EXERCISE BRIEF: Within the listing below, how many lines contain "Rotation"? Only the number is wanted.

SUPPLIED MATERIAL:
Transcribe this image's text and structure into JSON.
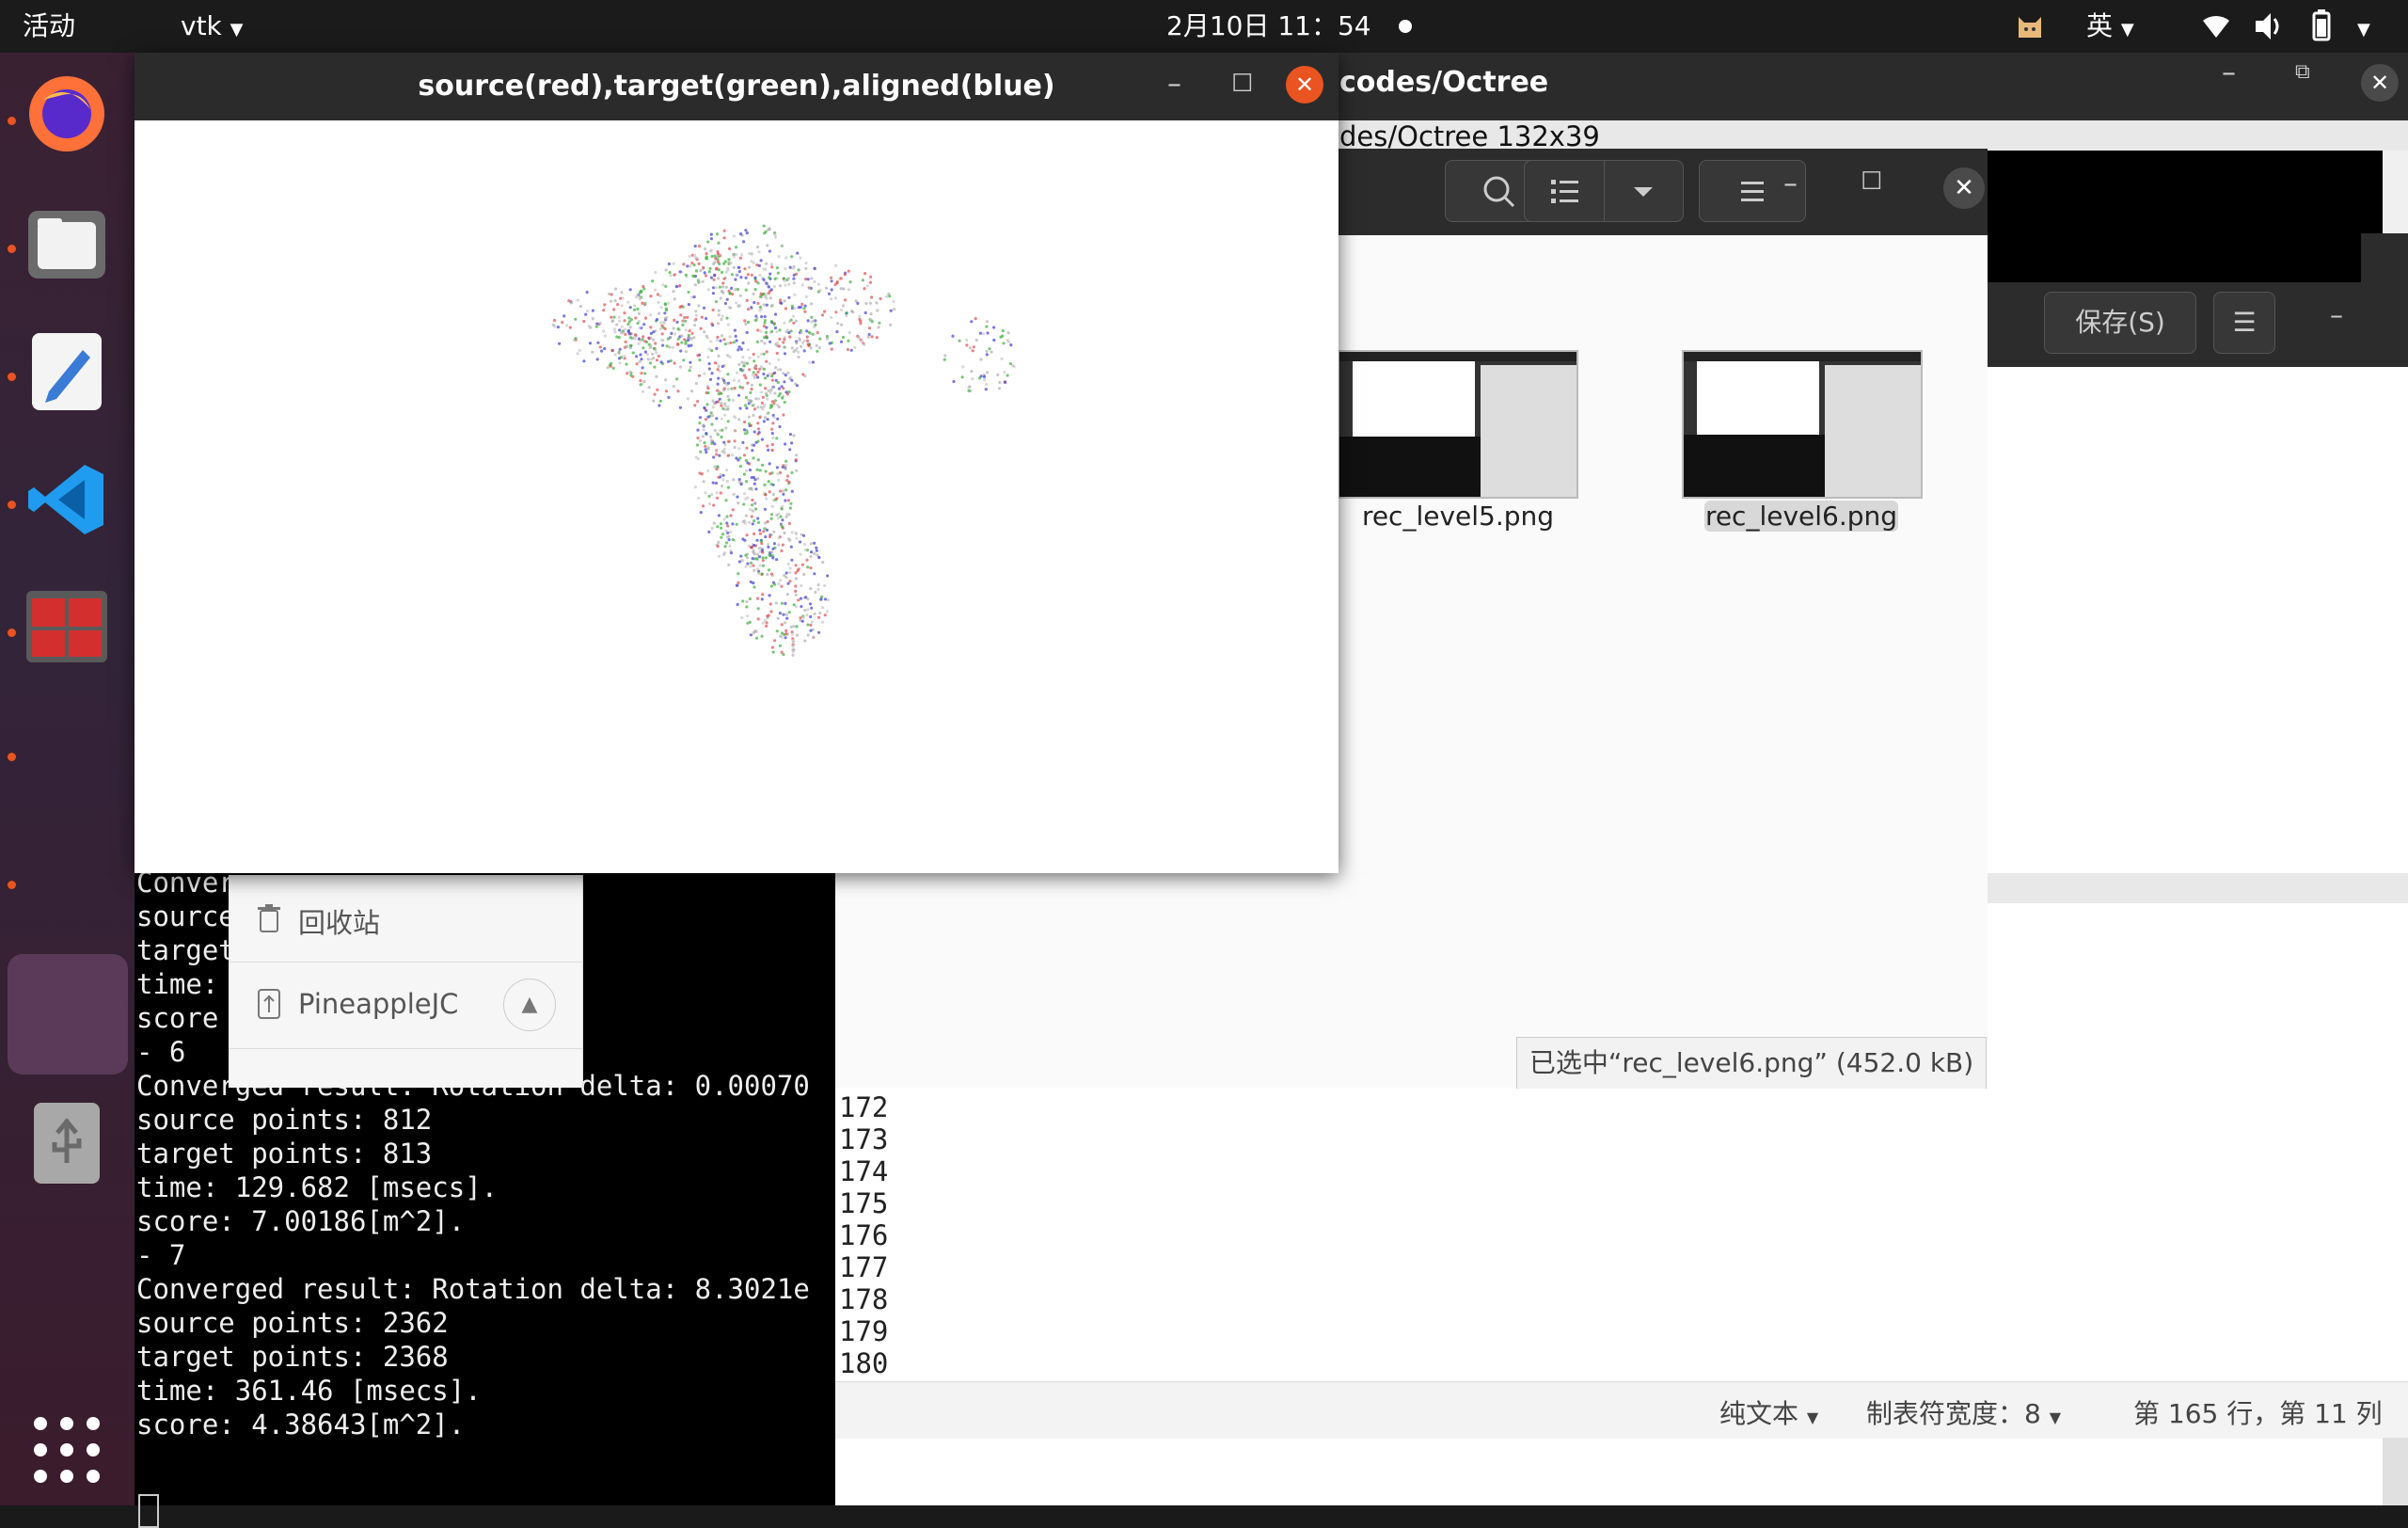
{
  "topbar": {
    "activities": "活动",
    "app_menu": "vtk",
    "clock": "2月10日 11：54",
    "input_method": "英"
  },
  "terminal_bg": {
    "title_partial": "codes/Octree",
    "subtitle_partial": "des/Octree 132x39"
  },
  "terminal": {
    "lines": [
      "Conver",
      "source",
      "target",
      "time:",
      "score",
      "- 6",
      "Converged result: Rotation delta: 0.00070",
      "source points: 812",
      "target points: 813",
      "time: 129.682 [msecs].",
      "score: 7.00186[m^2].",
      "- 7",
      "Converged result: Rotation delta: 8.3021e",
      "source points: 2362",
      "target points: 2368",
      "time: 361.46 [msecs].",
      "score: 4.38643[m^2]."
    ]
  },
  "gedit": {
    "line_numbers": [
      "172",
      "173",
      "174",
      "175",
      "176",
      "177",
      "178",
      "179",
      "180"
    ],
    "save_label": "保存(S)",
    "status_lang": "纯文本",
    "status_tab": "制表符宽度：8",
    "status_pos": "第 165 行，第 11 列"
  },
  "files": {
    "sidebar": [
      {
        "label": "回收站",
        "icon": "trash-icon"
      },
      {
        "label": "PineappleJC",
        "icon": "usb-drive-icon"
      }
    ],
    "items": [
      {
        "name": "rec_level5.png",
        "selected": false
      },
      {
        "name": "rec_level6.png",
        "selected": true
      }
    ],
    "status": "已选中“rec_level6.png” (452.0 kB)"
  },
  "vtk_window": {
    "title": "source(red),target(green),aligned(blue)"
  },
  "colors": {
    "accent": "#e95420",
    "point_red": "#e05050",
    "point_green": "#40b040",
    "point_blue": "#4040d0"
  }
}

PROBLEM SOLUTION: 2